__TASK REQUIREMENTS__
Which lines of the data contain the string "Описание"? Show each of them.

__EXTRACTED RECORDS__

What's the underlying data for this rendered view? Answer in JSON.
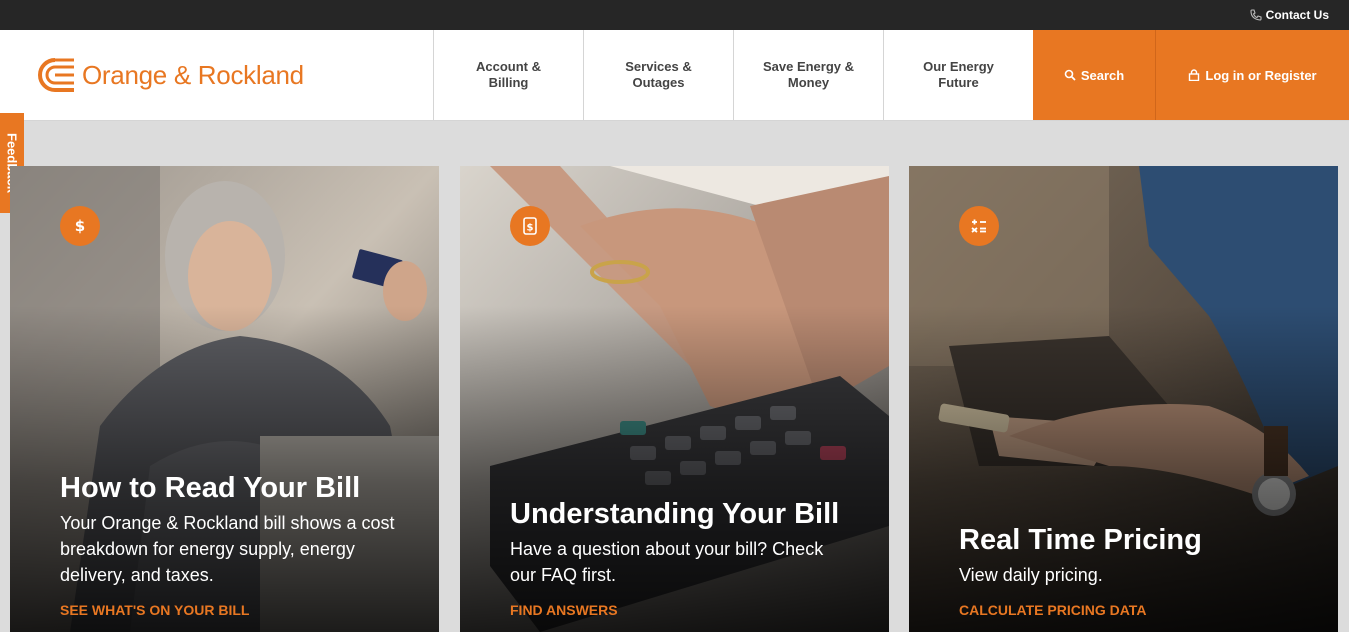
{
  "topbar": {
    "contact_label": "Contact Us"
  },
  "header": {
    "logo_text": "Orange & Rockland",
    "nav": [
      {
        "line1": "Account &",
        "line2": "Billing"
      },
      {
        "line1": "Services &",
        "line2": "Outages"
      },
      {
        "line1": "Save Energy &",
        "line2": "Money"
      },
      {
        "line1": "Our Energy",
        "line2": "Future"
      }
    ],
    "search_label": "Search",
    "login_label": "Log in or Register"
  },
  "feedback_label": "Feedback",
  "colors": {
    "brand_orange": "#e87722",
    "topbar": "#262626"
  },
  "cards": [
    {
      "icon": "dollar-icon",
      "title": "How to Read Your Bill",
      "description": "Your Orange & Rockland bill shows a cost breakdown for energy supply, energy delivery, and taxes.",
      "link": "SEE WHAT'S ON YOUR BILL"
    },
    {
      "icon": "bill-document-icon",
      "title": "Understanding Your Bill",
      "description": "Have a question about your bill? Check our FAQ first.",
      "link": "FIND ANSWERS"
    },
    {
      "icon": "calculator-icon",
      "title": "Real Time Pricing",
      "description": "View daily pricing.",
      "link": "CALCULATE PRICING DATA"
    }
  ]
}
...
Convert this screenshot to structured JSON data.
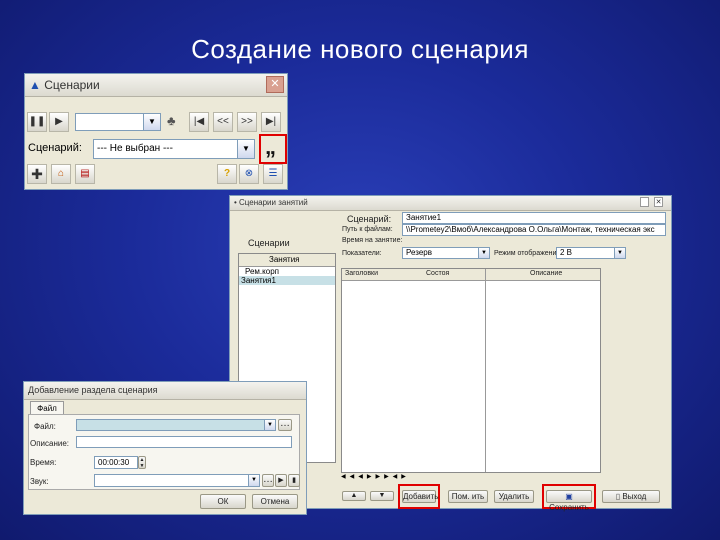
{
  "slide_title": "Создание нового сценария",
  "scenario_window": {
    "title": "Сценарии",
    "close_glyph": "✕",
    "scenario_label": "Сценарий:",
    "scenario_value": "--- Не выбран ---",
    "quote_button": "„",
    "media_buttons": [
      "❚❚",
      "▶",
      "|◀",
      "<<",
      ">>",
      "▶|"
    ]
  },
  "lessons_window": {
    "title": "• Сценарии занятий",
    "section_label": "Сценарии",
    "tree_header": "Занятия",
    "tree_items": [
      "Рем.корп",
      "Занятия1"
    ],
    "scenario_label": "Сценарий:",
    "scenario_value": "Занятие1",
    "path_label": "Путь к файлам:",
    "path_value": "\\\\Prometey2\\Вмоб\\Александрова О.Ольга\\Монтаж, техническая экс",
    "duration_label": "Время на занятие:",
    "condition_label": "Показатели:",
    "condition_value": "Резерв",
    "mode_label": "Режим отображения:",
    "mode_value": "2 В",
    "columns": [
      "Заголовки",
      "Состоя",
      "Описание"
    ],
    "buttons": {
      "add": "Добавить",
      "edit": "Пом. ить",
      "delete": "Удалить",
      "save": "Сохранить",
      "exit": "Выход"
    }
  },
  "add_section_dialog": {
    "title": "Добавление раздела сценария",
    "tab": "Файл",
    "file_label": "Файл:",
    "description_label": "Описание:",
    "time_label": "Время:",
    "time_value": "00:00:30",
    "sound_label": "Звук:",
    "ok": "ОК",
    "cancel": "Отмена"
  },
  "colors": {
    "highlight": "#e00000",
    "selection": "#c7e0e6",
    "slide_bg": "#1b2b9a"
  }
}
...
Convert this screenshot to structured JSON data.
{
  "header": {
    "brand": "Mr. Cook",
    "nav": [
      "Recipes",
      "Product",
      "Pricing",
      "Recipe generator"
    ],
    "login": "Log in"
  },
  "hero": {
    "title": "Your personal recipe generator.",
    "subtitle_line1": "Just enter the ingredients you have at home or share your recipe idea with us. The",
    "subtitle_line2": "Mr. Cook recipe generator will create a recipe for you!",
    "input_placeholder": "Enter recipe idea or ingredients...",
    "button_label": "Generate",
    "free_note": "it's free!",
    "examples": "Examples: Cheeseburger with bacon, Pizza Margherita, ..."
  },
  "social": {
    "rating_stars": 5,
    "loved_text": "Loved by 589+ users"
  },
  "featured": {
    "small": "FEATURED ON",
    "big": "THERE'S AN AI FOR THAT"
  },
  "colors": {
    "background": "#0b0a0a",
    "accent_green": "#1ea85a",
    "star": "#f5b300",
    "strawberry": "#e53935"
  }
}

__SOLUTION FOR THIS PROBLEM__
      "Описание"
    "description_label": "Описание:",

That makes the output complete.